━━━━━ INFORMATION PROVIDED
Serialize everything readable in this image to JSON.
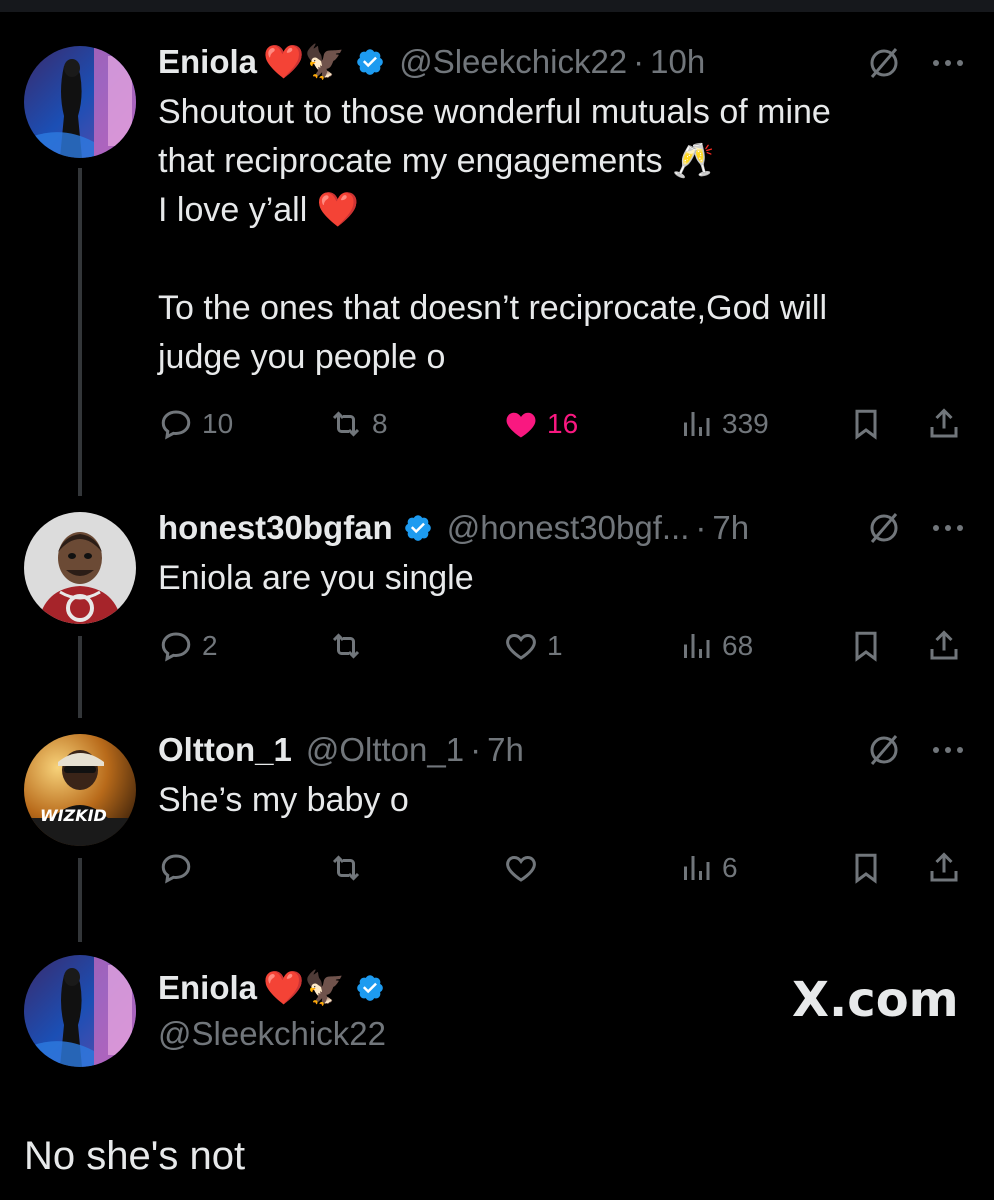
{
  "posts": [
    {
      "name": "Eniola",
      "emojis": "❤️🦅",
      "handle": "@Sleekchick22",
      "time": "10h",
      "lines": [
        "Shoutout to those wonderful mutuals of mine",
        "that reciprocate my engagements 🥂",
        "I love y’all ❤️",
        "",
        "To the ones that doesn’t reciprocate,God will",
        "judge you people o"
      ],
      "replies": "10",
      "reposts": "8",
      "likes": "16",
      "views": "339"
    },
    {
      "name": "honest30bgfan",
      "handle": "@honest30bgf...",
      "time": "7h",
      "lines": [
        "Eniola are you single"
      ],
      "replies": "2",
      "reposts": "",
      "likes": "1",
      "views": "68"
    },
    {
      "name": "Oltton_1",
      "handle": "@Oltton_1",
      "time": "7h",
      "lines": [
        "She’s my baby o"
      ],
      "replies": "",
      "reposts": "",
      "likes": "",
      "views": "6",
      "avatar_text": "WIZKID"
    }
  ],
  "quote": {
    "name": "Eniola",
    "emojis": "❤️🦅",
    "handle": "@Sleekchick22"
  },
  "brand": "X.com",
  "caption": "No she's not",
  "colors": {
    "background": "#000000",
    "text": "#e7e9ea",
    "muted": "#71767b",
    "like": "#f91880",
    "verified": "#1d9bf0"
  },
  "icons": [
    "reply-icon",
    "repost-icon",
    "like-icon",
    "views-icon",
    "bookmark-icon",
    "share-icon",
    "grok-icon",
    "more-icon",
    "verified-icon"
  ]
}
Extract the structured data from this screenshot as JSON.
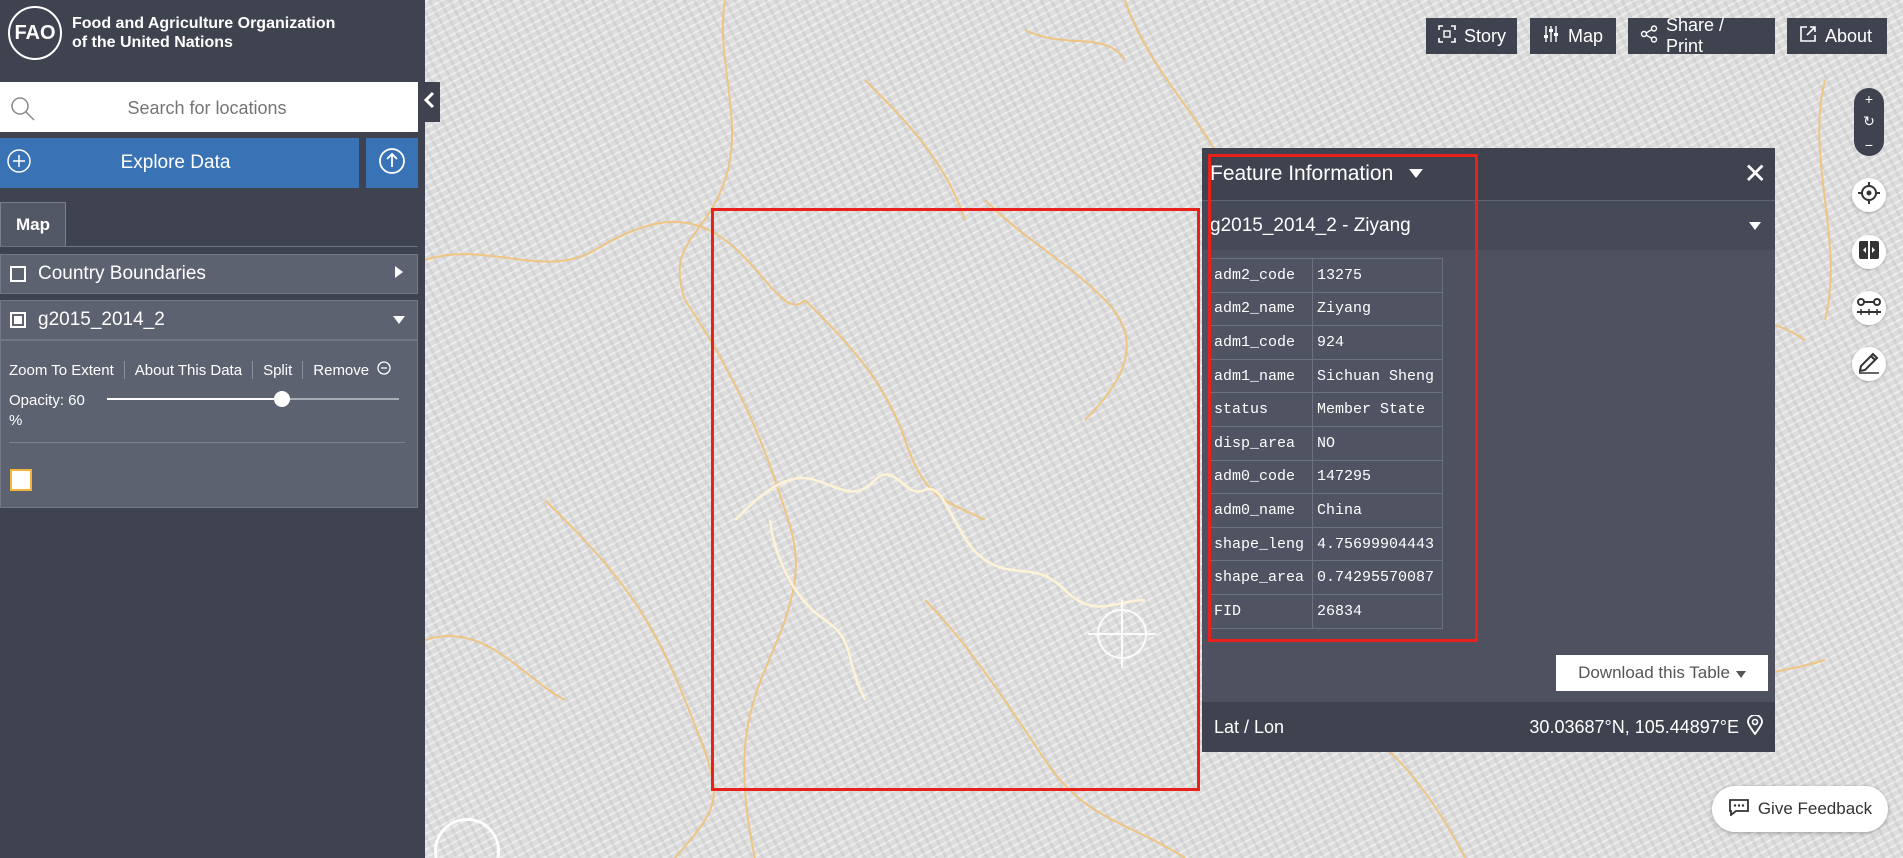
{
  "header": {
    "org_name_line1": "Food and Agriculture Organization",
    "org_name_line2": "of the United Nations",
    "logo_text": "FAO"
  },
  "search": {
    "placeholder": "Search for locations"
  },
  "explore": {
    "label": "Explore Data"
  },
  "tabs": [
    {
      "label": "Map"
    }
  ],
  "layers": [
    {
      "label": "Country Boundaries",
      "checked": false
    },
    {
      "label": "g2015_2014_2",
      "checked": true
    }
  ],
  "layer_actions": {
    "zoom": "Zoom To Extent",
    "about": "About This Data",
    "split": "Split",
    "remove": "Remove"
  },
  "opacity": {
    "label": "Opacity: 60 %",
    "value": 60
  },
  "toolbar": {
    "story": "Story",
    "map": "Map",
    "share": "Share / Print",
    "about": "About"
  },
  "feature_panel": {
    "title": "Feature Information",
    "selected_feature": "g2015_2014_2 - Ziyang",
    "attributes": [
      {
        "key": "adm2_code",
        "value": "13275"
      },
      {
        "key": "adm2_name",
        "value": "Ziyang"
      },
      {
        "key": "adm1_code",
        "value": "924"
      },
      {
        "key": "adm1_name",
        "value": "Sichuan Sheng"
      },
      {
        "key": "status",
        "value": "Member State"
      },
      {
        "key": "disp_area",
        "value": "NO"
      },
      {
        "key": "adm0_code",
        "value": "147295"
      },
      {
        "key": "adm0_name",
        "value": "China"
      },
      {
        "key": "shape_leng",
        "value": "4.75699904443"
      },
      {
        "key": "shape_area",
        "value": "0.74295570087"
      },
      {
        "key": "FID",
        "value": "26834"
      }
    ],
    "download_label": "Download this Table",
    "latlon_label": "Lat / Lon",
    "latlon_value": "30.03687°N, 105.44897°E"
  },
  "feedback": {
    "label": "Give Feedback"
  },
  "colors": {
    "accent": "#3a73b5",
    "panel": "#3f4350",
    "highlight": "#e8211d",
    "boundary": "#f0b43d"
  },
  "icons": [
    "search-icon",
    "chevron-left-icon",
    "plus-circle-icon",
    "upload-icon",
    "story-icon",
    "sliders-icon",
    "share-icon",
    "external-link-icon",
    "close-icon",
    "caret-down-icon",
    "crosshair-icon",
    "split-icon",
    "measure-icon",
    "pencil-icon",
    "location-pin-icon",
    "chat-icon"
  ]
}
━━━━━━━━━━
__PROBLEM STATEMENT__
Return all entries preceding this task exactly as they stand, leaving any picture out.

__ANSWER BELOW__
Serialize everything readable in this image to JSON.
{
  "posts": [
    {
      "name": "Eniola",
      "emojis": "❤️🦅",
      "handle": "@Sleekchick22",
      "time": "10h",
      "lines": [
        "Shoutout to those wonderful mutuals of mine",
        "that reciprocate my engagements 🥂",
        "I love y’all ❤️",
        "",
        "To the ones that doesn’t reciprocate,God will",
        "judge you people o"
      ],
      "replies": "10",
      "reposts": "8",
      "likes": "16",
      "views": "339"
    },
    {
      "name": "honest30bgfan",
      "handle": "@honest30bgf...",
      "time": "7h",
      "lines": [
        "Eniola are you single"
      ],
      "replies": "2",
      "reposts": "",
      "likes": "1",
      "views": "68"
    },
    {
      "name": "Oltton_1",
      "handle": "@Oltton_1",
      "time": "7h",
      "lines": [
        "She’s my baby o"
      ],
      "replies": "",
      "reposts": "",
      "likes": "",
      "views": "6",
      "avatar_text": "WIZKID"
    }
  ],
  "quote": {
    "name": "Eniola",
    "emojis": "❤️🦅",
    "handle": "@Sleekchick22"
  },
  "brand": "X.com",
  "caption": "No she's not",
  "colors": {
    "background": "#000000",
    "text": "#e7e9ea",
    "muted": "#71767b",
    "like": "#f91880",
    "verified": "#1d9bf0"
  },
  "icons": [
    "reply-icon",
    "repost-icon",
    "like-icon",
    "views-icon",
    "bookmark-icon",
    "share-icon",
    "grok-icon",
    "more-icon",
    "verified-icon"
  ]
}
Extract the structured data from this screenshot as JSON.
{
  "header": {
    "org_name_line1": "Food and Agriculture Organization",
    "org_name_line2": "of the United Nations",
    "logo_text": "FAO"
  },
  "search": {
    "placeholder": "Search for locations"
  },
  "explore": {
    "label": "Explore Data"
  },
  "tabs": [
    {
      "label": "Map"
    }
  ],
  "layers": [
    {
      "label": "Country Boundaries",
      "checked": false
    },
    {
      "label": "g2015_2014_2",
      "checked": true
    }
  ],
  "layer_actions": {
    "zoom": "Zoom To Extent",
    "about": "About This Data",
    "split": "Split",
    "remove": "Remove"
  },
  "opacity": {
    "label": "Opacity: 60 %",
    "value": 60
  },
  "toolbar": {
    "story": "Story",
    "map": "Map",
    "share": "Share / Print",
    "about": "About"
  },
  "feature_panel": {
    "title": "Feature Information",
    "selected_feature": "g2015_2014_2 - Ziyang",
    "attributes": [
      {
        "key": "adm2_code",
        "value": "13275"
      },
      {
        "key": "adm2_name",
        "value": "Ziyang"
      },
      {
        "key": "adm1_code",
        "value": "924"
      },
      {
        "key": "adm1_name",
        "value": "Sichuan Sheng"
      },
      {
        "key": "status",
        "value": "Member State"
      },
      {
        "key": "disp_area",
        "value": "NO"
      },
      {
        "key": "adm0_code",
        "value": "147295"
      },
      {
        "key": "adm0_name",
        "value": "China"
      },
      {
        "key": "shape_leng",
        "value": "4.75699904443"
      },
      {
        "key": "shape_area",
        "value": "0.74295570087"
      },
      {
        "key": "FID",
        "value": "26834"
      }
    ],
    "download_label": "Download this Table",
    "latlon_label": "Lat / Lon",
    "latlon_value": "30.03687°N, 105.44897°E"
  },
  "feedback": {
    "label": "Give Feedback"
  },
  "colors": {
    "accent": "#3a73b5",
    "panel": "#3f4350",
    "highlight": "#e8211d",
    "boundary": "#f0b43d"
  },
  "icons": [
    "search-icon",
    "chevron-left-icon",
    "plus-circle-icon",
    "upload-icon",
    "story-icon",
    "sliders-icon",
    "share-icon",
    "external-link-icon",
    "close-icon",
    "caret-down-icon",
    "crosshair-icon",
    "split-icon",
    "measure-icon",
    "pencil-icon",
    "location-pin-icon",
    "chat-icon"
  ]
}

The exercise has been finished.